It’s very much the thing, we therapists and coaches are told, to ‘niche down’, to become known for working with a particular demographic or diagnosis. I’m not so sure. Looking at my caseload over the last bit of a while, there is little in the way of a niche to be seen:
- Teachers in public and state schools, including head teachers and retirees.
- Mental health professionals working in the NHS.
- A research scientist.
- Local and London based business men and women.
- A retired city gent.
- Young mums with young children.
- Professional athletes (retired and current).
- An oil rigger.
- Young people who party too hard.
- Boarders in 6th form at various public schools.
- Uni students.
- Lots of military veterans, different ages, services and tours.
This disparate group of people have presented with many different problems, randomised below:
- Heartbreak at the end of a relationship.
- Coping with a partner with PTSD.
- Panic attacks, fear of imminent death.
- Lack of direction (x2).
- Coping with a nasty split and securing access to children.
- Drug and alcohol problems (x3).
- Distressing intrusive thoughts and images.
- Work related stress (x3).
- Difficulties with long term conditions (x3).
- Skin picking.
- PTSD (x4) .
- Difficulties meeting parents’ expectations.
What these people have in common is that they have become STUCK. Something has happened to them along the way and they’ve found ways of coping that no longer seem to be working for them, so they sought my help.

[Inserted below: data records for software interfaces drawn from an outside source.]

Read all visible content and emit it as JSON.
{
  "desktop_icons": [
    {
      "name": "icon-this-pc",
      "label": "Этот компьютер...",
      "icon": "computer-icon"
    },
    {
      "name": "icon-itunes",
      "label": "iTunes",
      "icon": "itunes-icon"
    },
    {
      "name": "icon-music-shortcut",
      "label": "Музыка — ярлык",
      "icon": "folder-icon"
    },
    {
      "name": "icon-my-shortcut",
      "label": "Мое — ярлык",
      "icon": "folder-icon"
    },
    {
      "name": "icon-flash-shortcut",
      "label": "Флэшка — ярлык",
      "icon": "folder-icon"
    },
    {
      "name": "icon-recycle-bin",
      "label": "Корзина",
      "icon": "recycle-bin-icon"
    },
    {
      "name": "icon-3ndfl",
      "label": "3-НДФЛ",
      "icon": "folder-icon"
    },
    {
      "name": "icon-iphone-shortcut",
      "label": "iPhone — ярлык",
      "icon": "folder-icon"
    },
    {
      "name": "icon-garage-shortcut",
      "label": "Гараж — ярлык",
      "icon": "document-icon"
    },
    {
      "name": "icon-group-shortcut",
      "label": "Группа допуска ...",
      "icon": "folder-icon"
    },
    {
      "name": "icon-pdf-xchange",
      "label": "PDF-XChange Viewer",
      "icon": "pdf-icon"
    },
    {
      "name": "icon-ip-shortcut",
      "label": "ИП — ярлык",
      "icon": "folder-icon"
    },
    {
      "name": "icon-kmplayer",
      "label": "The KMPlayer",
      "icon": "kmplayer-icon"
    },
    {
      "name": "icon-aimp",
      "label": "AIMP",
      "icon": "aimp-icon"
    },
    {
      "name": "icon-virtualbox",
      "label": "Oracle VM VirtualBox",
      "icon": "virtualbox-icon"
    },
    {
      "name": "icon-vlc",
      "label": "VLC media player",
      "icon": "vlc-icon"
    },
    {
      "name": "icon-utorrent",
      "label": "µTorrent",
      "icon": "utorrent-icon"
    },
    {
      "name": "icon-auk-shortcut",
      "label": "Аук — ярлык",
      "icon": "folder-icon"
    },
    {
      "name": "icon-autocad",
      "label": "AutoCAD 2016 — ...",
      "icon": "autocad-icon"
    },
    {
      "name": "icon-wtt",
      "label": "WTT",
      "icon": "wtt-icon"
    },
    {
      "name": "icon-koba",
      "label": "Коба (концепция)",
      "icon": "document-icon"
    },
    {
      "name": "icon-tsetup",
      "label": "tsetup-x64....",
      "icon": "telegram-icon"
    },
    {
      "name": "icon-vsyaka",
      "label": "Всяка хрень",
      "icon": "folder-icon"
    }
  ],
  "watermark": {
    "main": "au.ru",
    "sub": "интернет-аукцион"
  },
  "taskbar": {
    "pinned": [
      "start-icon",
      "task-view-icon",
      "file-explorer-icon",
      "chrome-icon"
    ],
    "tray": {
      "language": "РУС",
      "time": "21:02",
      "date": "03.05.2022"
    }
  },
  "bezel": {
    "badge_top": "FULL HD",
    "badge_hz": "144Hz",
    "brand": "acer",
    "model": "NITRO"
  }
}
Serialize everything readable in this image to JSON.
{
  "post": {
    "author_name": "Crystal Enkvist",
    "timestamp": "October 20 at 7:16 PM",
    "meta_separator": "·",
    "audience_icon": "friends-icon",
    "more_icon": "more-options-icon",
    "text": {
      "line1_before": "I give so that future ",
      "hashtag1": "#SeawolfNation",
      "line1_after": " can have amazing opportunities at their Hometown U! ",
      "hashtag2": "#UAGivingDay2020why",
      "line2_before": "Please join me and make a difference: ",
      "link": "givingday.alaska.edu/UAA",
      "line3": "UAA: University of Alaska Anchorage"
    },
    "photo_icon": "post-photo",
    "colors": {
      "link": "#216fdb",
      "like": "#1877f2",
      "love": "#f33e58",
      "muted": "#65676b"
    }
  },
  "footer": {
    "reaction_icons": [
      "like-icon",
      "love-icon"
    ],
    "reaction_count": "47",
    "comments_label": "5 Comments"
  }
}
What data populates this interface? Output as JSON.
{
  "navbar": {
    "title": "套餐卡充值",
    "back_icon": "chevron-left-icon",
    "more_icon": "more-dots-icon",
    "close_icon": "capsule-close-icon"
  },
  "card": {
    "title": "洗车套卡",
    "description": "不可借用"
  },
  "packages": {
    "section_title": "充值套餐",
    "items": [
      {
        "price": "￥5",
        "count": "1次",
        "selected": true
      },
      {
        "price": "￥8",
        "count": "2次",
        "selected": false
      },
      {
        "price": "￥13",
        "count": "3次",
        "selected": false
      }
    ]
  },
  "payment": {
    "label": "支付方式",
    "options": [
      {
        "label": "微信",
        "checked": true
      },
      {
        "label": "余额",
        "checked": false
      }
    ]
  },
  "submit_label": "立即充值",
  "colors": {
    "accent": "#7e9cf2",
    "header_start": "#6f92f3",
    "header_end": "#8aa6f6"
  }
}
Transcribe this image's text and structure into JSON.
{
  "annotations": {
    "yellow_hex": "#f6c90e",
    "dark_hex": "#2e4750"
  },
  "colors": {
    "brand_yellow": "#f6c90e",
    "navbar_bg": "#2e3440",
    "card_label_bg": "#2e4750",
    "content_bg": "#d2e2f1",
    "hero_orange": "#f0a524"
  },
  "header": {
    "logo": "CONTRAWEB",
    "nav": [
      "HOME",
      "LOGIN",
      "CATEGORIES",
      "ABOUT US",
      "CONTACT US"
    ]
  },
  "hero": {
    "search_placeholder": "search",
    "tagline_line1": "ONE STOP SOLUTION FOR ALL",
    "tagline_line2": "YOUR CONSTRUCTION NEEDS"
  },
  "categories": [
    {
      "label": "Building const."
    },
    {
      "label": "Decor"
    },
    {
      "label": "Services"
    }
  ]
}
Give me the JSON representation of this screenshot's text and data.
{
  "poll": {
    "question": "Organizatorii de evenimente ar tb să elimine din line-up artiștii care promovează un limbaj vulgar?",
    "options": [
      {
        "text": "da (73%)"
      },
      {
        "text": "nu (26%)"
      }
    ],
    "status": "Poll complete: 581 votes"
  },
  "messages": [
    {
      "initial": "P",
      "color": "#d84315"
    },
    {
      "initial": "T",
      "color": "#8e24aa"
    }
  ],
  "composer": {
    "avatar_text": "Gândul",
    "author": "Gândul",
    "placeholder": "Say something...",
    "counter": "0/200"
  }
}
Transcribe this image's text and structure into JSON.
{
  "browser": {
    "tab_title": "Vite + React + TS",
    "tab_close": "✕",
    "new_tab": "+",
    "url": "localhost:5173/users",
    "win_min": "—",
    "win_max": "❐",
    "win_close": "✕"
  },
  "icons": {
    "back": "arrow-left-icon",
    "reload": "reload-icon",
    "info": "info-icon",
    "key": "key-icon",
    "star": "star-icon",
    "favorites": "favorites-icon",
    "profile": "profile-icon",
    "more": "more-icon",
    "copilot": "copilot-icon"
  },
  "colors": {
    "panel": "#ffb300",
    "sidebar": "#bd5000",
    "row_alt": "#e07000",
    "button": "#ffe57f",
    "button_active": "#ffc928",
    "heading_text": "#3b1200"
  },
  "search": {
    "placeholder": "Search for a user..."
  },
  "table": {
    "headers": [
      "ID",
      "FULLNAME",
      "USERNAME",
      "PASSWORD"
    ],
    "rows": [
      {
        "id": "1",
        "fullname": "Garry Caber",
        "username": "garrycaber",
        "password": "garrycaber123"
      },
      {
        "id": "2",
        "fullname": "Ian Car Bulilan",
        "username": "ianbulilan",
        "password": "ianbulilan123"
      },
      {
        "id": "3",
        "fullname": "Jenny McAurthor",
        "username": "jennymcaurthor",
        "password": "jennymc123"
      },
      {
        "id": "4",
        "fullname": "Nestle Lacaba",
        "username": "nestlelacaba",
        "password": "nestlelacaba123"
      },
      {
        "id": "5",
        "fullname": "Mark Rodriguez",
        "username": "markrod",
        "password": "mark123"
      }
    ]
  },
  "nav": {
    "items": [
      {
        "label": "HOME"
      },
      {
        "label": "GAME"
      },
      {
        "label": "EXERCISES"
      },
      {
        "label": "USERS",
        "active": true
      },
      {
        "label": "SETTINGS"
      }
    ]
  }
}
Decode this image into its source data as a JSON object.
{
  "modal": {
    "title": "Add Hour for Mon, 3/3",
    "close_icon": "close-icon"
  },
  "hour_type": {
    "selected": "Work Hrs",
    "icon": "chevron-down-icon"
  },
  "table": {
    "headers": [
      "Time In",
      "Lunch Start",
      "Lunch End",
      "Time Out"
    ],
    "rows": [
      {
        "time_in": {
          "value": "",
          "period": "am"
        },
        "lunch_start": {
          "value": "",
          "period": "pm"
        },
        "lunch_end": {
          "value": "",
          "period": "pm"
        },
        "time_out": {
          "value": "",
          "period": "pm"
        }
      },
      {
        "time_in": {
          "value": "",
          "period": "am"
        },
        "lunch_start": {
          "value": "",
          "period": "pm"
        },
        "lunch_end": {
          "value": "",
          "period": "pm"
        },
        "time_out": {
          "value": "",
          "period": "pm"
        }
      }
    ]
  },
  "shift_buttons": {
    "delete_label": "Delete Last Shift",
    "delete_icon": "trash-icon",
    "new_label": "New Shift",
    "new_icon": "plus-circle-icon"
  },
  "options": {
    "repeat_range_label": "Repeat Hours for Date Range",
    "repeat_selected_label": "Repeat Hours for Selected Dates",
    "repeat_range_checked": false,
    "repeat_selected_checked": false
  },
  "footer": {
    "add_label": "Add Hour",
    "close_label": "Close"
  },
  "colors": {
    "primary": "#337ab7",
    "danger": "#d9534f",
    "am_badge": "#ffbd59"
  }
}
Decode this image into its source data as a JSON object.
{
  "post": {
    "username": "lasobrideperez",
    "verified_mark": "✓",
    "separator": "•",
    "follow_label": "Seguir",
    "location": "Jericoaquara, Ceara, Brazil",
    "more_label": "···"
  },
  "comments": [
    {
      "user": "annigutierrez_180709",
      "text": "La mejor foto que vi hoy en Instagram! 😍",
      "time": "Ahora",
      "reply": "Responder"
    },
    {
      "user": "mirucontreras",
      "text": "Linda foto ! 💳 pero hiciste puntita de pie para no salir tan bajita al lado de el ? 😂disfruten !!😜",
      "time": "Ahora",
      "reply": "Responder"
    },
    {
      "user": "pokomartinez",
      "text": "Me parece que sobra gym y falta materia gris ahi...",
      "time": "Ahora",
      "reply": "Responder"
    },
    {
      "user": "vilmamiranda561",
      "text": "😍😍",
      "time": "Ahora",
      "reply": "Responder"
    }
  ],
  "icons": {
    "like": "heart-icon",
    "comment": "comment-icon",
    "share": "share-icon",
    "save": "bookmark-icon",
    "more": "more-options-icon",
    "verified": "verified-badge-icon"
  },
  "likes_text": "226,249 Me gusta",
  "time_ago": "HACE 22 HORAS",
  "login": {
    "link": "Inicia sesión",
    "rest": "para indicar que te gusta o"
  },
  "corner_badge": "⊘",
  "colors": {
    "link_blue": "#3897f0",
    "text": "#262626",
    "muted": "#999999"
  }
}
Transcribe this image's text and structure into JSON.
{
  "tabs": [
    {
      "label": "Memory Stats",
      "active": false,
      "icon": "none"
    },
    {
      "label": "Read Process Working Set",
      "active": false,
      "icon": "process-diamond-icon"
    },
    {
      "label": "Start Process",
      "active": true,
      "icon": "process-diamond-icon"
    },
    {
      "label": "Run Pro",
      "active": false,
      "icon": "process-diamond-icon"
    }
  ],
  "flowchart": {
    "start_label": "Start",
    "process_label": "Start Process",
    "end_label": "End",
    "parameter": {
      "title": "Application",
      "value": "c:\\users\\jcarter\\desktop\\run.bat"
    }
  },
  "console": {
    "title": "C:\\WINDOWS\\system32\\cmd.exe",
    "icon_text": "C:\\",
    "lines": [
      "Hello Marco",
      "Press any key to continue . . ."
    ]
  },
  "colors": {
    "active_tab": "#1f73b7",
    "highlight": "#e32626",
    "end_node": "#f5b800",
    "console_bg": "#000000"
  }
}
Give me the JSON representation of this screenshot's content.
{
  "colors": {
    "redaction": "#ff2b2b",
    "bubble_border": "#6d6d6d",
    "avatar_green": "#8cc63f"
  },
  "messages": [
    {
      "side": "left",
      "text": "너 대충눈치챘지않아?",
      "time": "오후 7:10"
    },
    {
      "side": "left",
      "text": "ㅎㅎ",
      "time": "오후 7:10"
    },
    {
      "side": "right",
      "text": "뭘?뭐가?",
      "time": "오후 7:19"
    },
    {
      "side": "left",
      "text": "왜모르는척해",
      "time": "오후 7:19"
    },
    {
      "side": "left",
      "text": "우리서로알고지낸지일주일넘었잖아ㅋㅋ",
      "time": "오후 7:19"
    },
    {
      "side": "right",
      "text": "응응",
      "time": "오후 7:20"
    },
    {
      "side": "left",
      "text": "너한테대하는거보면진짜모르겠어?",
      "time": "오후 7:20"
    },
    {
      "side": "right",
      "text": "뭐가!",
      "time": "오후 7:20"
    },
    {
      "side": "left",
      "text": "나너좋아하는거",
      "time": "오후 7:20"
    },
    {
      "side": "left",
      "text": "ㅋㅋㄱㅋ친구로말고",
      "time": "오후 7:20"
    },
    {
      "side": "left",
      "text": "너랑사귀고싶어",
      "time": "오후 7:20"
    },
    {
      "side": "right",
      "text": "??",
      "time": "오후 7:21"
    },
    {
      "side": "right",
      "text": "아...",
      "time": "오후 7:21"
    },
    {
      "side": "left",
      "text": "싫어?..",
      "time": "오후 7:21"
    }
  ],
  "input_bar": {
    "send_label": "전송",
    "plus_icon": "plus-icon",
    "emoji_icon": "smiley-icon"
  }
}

So my niche? People who are STUCK, and who are ready and willing to try something new, and maybe make some changes. I can’t think of another job where I would get to connect meaningfully with such a variety of people, or under what other set of circumstances our paths would cross. It’s a huge privilege. Why on earth would I niche down and cut any of those people out of my life?